Assisted Dying

Thank you for contacting me regarding assisted dying.

Diary permitting, I will try to attend the reception being held on the 23 May. I fully appreciate the depth of your concerns about this issue and am aware that Coping with a terminal condition is an incredibly distressing and difficult time for both for the patient and their families.

As you may know, assisting or encouraging suicide is a criminal offence under Section 2 of the Suicide Act 1961. I am aware that the Director of Public Prosecutions (DPP) published guidelines primarily concerned with advising the Crown Prosecution Service (CPS) prosecutors about the factors which they need to consider when deciding whether it is in the public interest to prosecute a person for assisting or encouraging another to commit suicide.

The House of Commons has discussed the DPP's guidelines and these were unanimously commended as being a compassionate and measured way of dealing with one of the most emotionally-charged crimes in the statute book. However, they do not change the law; assisting or encouraging suicide has not been decriminalised.

The DPP further clarified the CPS Policy on the likelihood of prosecution of health care professionals, to specify that the relationship of care will be the important aspect and it will be necessary to consider whether the suspect may have been in a position to exert some influence on the victim.

I believe the application of the law should be flexible enough to distinguish the facts and the circumstances of one case from another. To this end, the DPP's policy offers important and sensitive guidance.

I fully accept that suicide, assisting or encouraging suicide, assisted dying and euthanasia are all subjects on which it is entirely possible for people to hold widely different but defensible opinions. This is why the substance of the law in this area is not a matter of party politics but of conscience and any vote would be a free one should the law in this area ever be altered.

I accept that there are imperfections and problems with the current law, but I think that these can be dealt with sensitively and sensibly without having a new law that actually brings in euthanasia. Although the DPP's policy makes clear that assisting a person to die is still illegal, I am worried that by not prosecuting those assisting in the suicide of others we will encourage demands for legalising assisted dying and euthanasia. In my view, the lives of the terminally ill and the frail are of equal value to anyone else's and as such, they deserve equal protection under the criminal law.

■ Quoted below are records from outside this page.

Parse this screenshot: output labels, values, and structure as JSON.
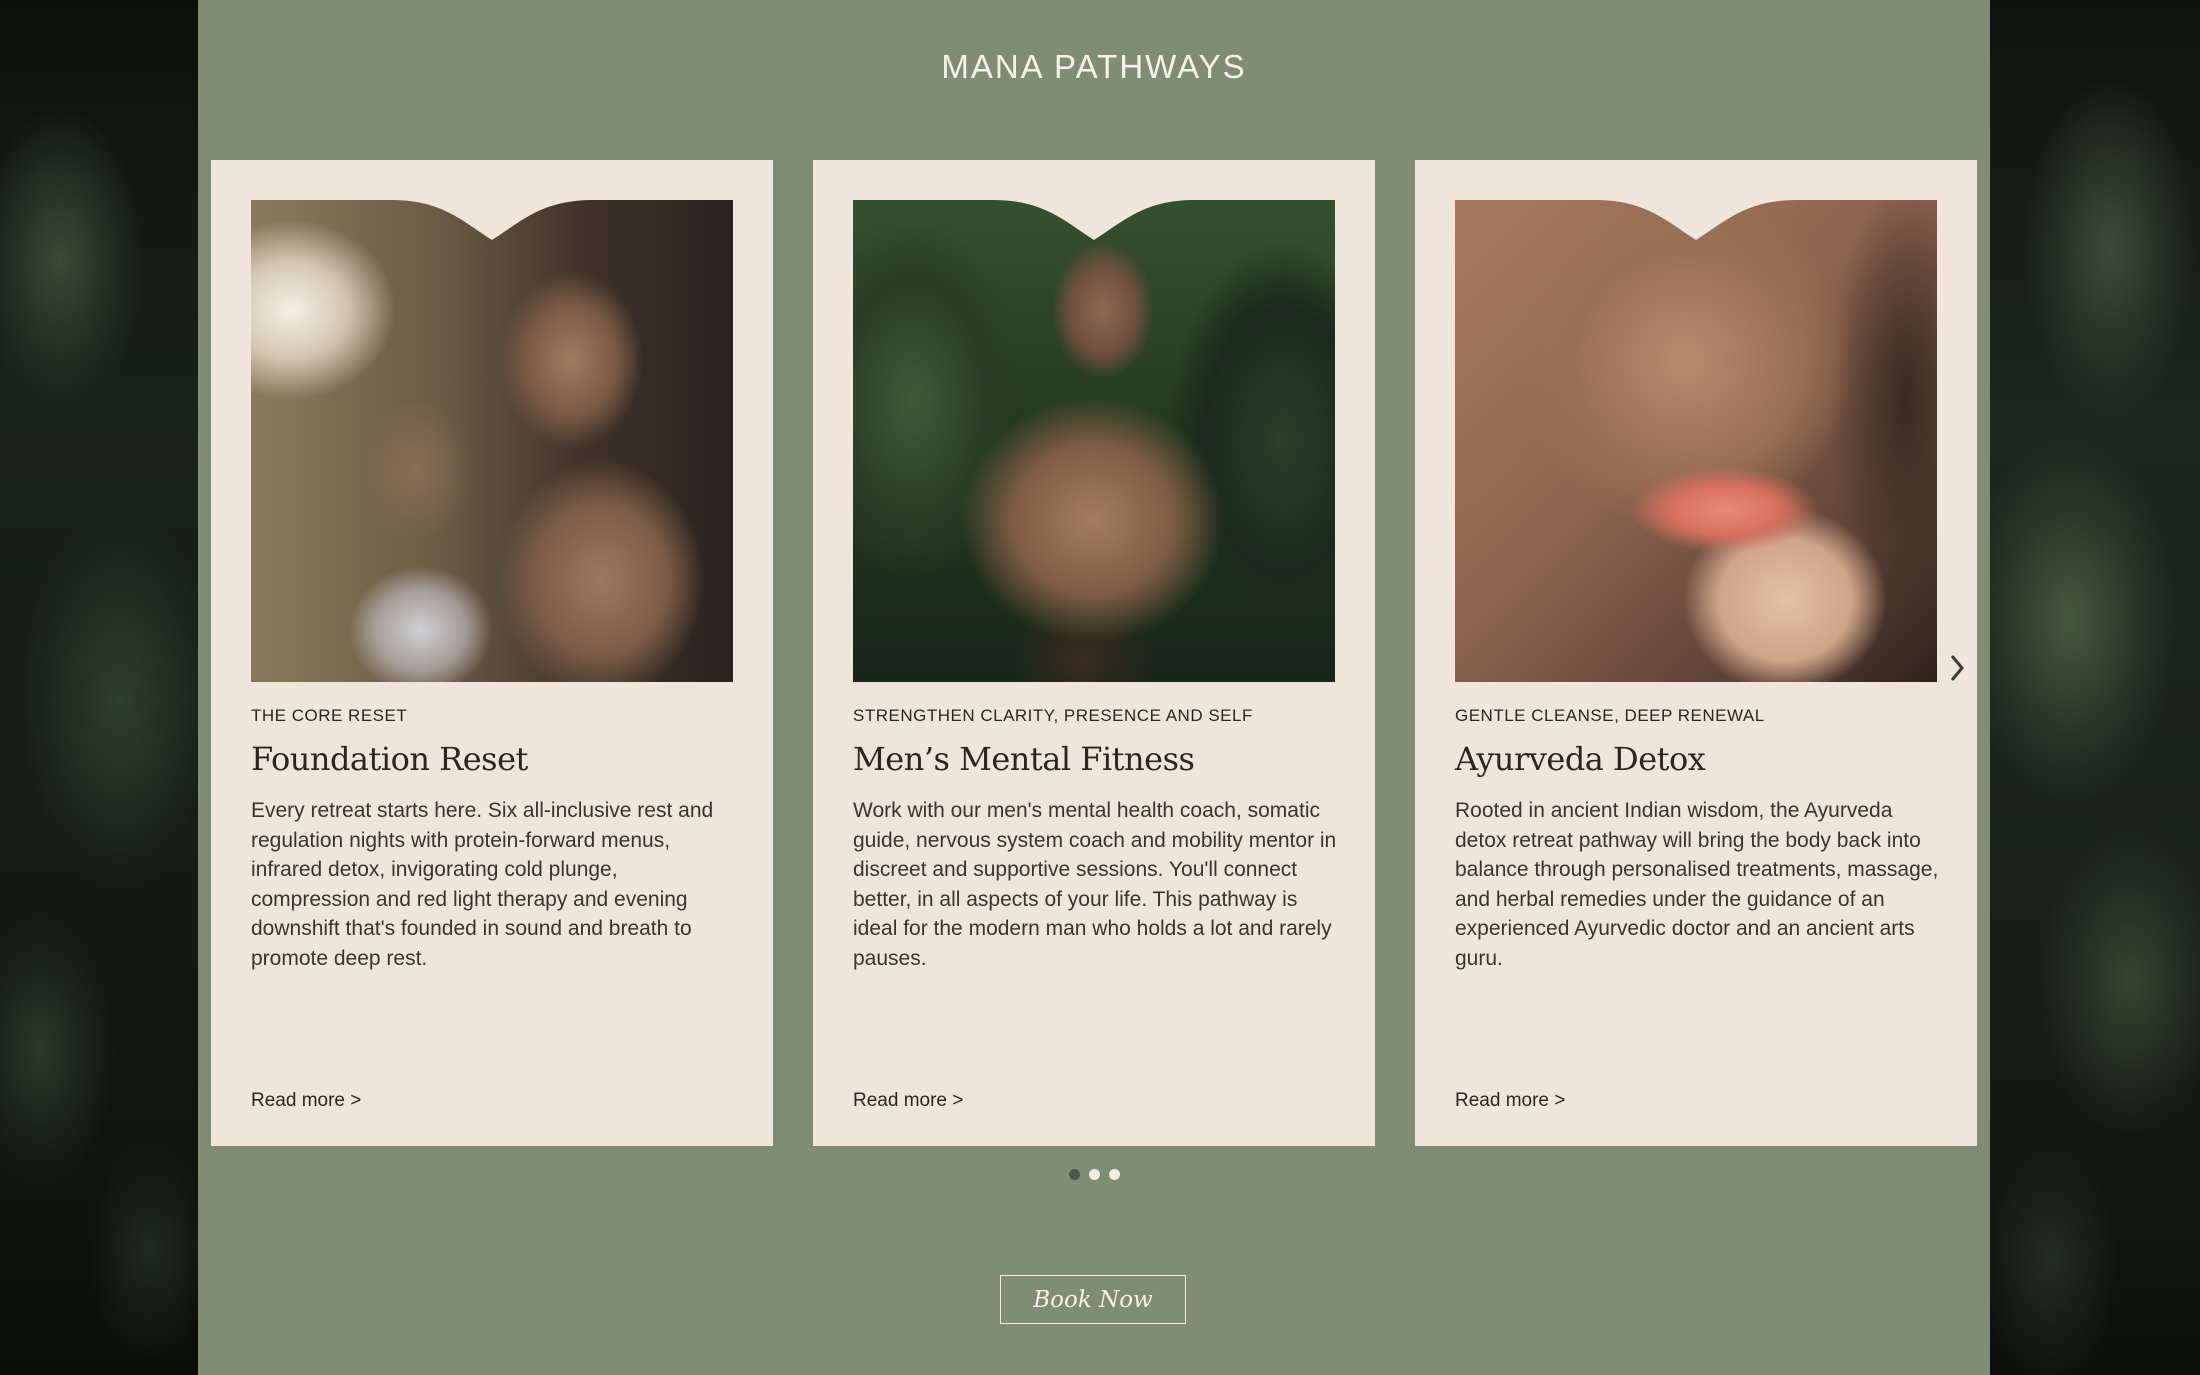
{
  "header": {
    "title": "MANA PATHWAYS"
  },
  "cards": [
    {
      "eyebrow": "THE CORE RESET",
      "title": "Foundation Reset",
      "text": "Every retreat starts here. Six all-inclusive rest and regulation nights with protein-forward menus, infrared detox, invigorating cold plunge, compression and red light therapy and evening downshift that's founded in sound and breath to promote deep rest.",
      "link": "Read more >"
    },
    {
      "eyebrow": "STRENGTHEN CLARITY, PRESENCE AND SELF",
      "title": "Men’s Mental Fitness",
      "text": "Work with our men's mental health coach, somatic guide, nervous system coach and mobility mentor in discreet and supportive sessions. You'll connect better, in all aspects of your life. This pathway is ideal for the modern man who holds a lot and rarely pauses.",
      "link": "Read more >"
    },
    {
      "eyebrow": "GENTLE CLEANSE, DEEP RENEWAL",
      "title": "Ayurveda Detox",
      "text": "Rooted in ancient Indian wisdom, the Ayurveda detox retreat pathway will bring the body back into balance through personalised treatments, massage, and herbal remedies under the guidance of an experienced Ayurvedic doctor and an ancient arts guru.",
      "link": "Read more >"
    }
  ],
  "carousel": {
    "prev_icon": "chevron-left-icon",
    "next_icon": "chevron-right-icon",
    "active_page": 1,
    "page_count": 3
  },
  "cta": {
    "label": "Book Now"
  },
  "colors": {
    "panel": "#7f8d74",
    "card": "#efe5db",
    "text": "#2b2620"
  }
}
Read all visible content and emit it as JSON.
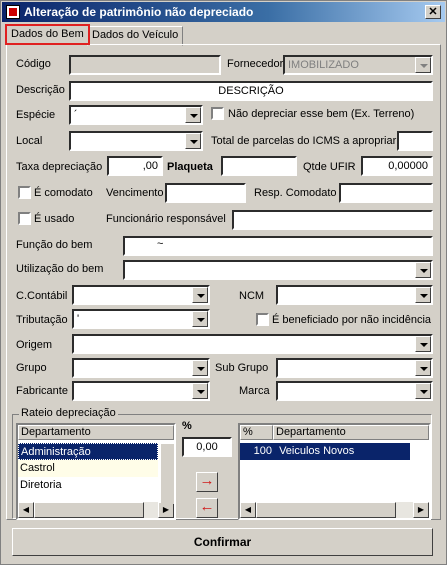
{
  "window": {
    "title": "Alteração de patrimônio não depreciado",
    "close_glyph": "✕"
  },
  "tabs": [
    {
      "label": "Dados do Bem",
      "active": true
    },
    {
      "label": "Dados do Veículo",
      "active": false
    }
  ],
  "form": {
    "codigo": {
      "label": "Código",
      "value": ""
    },
    "fornecedor": {
      "label": "Fornecedor",
      "value": "IMOBILIZADO"
    },
    "descricao": {
      "label": "Descrição",
      "value": "DESCRIÇÃO"
    },
    "especie": {
      "label": "Espécie",
      "value": "´"
    },
    "nao_depreciar": {
      "label": "Não depreciar esse bem (Ex. Terreno)",
      "checked": false
    },
    "local": {
      "label": "Local",
      "value": ""
    },
    "total_parcelas": {
      "label": "Total de parcelas do ICMS a apropriar",
      "value": ""
    },
    "taxa_depreciacao": {
      "label": "Taxa depreciação",
      "value": ",00"
    },
    "plaqueta": {
      "label": "Plaqueta",
      "value": ""
    },
    "qtde_ufir": {
      "label": "Qtde UFIR",
      "value": "0,00000"
    },
    "comodato": {
      "label": "É comodato",
      "checked": false
    },
    "vencimento": {
      "label": "Vencimento",
      "value": ""
    },
    "resp_comodato": {
      "label": "Resp. Comodato",
      "value": ""
    },
    "usado": {
      "label": "É usado",
      "checked": false
    },
    "funcionario": {
      "label": "Funcionário responsável",
      "value": ""
    },
    "funcao": {
      "label": "Função do bem",
      "value": "~"
    },
    "utilizacao": {
      "label": "Utilização do bem",
      "value": ""
    },
    "c_contabil": {
      "label": "C.Contábil",
      "value": ""
    },
    "ncm": {
      "label": "NCM",
      "value": ""
    },
    "tributacao": {
      "label": "Tributação",
      "value": "'"
    },
    "beneficiado": {
      "label": "É beneficiado por não incidência",
      "checked": false
    },
    "origem": {
      "label": "Origem",
      "value": ""
    },
    "grupo": {
      "label": "Grupo",
      "value": ""
    },
    "sub_grupo": {
      "label": "Sub Grupo",
      "value": ""
    },
    "fabricante": {
      "label": "Fabricante",
      "value": ""
    },
    "marca": {
      "label": "Marca",
      "value": ""
    }
  },
  "rateio": {
    "title": "Rateio depreciação",
    "left_list": {
      "header": "Departamento",
      "rows": [
        "Administração",
        "Castrol",
        "Diretoria"
      ],
      "selected_index": 0
    },
    "percent_label": "%",
    "percent_value": "0,00",
    "add_arrow": "→",
    "remove_arrow": "←",
    "right_list": {
      "headers": [
        "%",
        "Departamento"
      ],
      "rows": [
        {
          "pct": "100",
          "dept": "Veiculos Novos"
        }
      ],
      "selected_index": 0
    }
  },
  "confirm_button": "Confirmar",
  "colors": {
    "selection": "#0a246a",
    "tab_highlight": "#e02020",
    "arrow_red": "#d01818",
    "row_alt": "#fffde8"
  }
}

I believe that we must ensure that people receive the most appropriate care personalised to their individual needs as they approach the end of their life.

Everyone would agree that terminally ill patients should receive the highest quality palliative support and end-of-life care, and that they and their families should be certain that their end-of-life care will meet all of their needs. With that in mind I welcome the Department of Health's End of Life Care Strategy which is intended to improve access to good quality palliative care and encourage the Government further to develop specialist palliative care and hospice provision.

Indeed, I have been delighted to visit St Anne’s Hospice and to support their inspiring work on numerous occasions as Cheadle’s MP. The generosity shown by our local community is a testament to the high esteem the hospice is held in by those whose loved ones have been cared for by St Anne’s.

I would like to thank you for taking the time to contact me regarding this.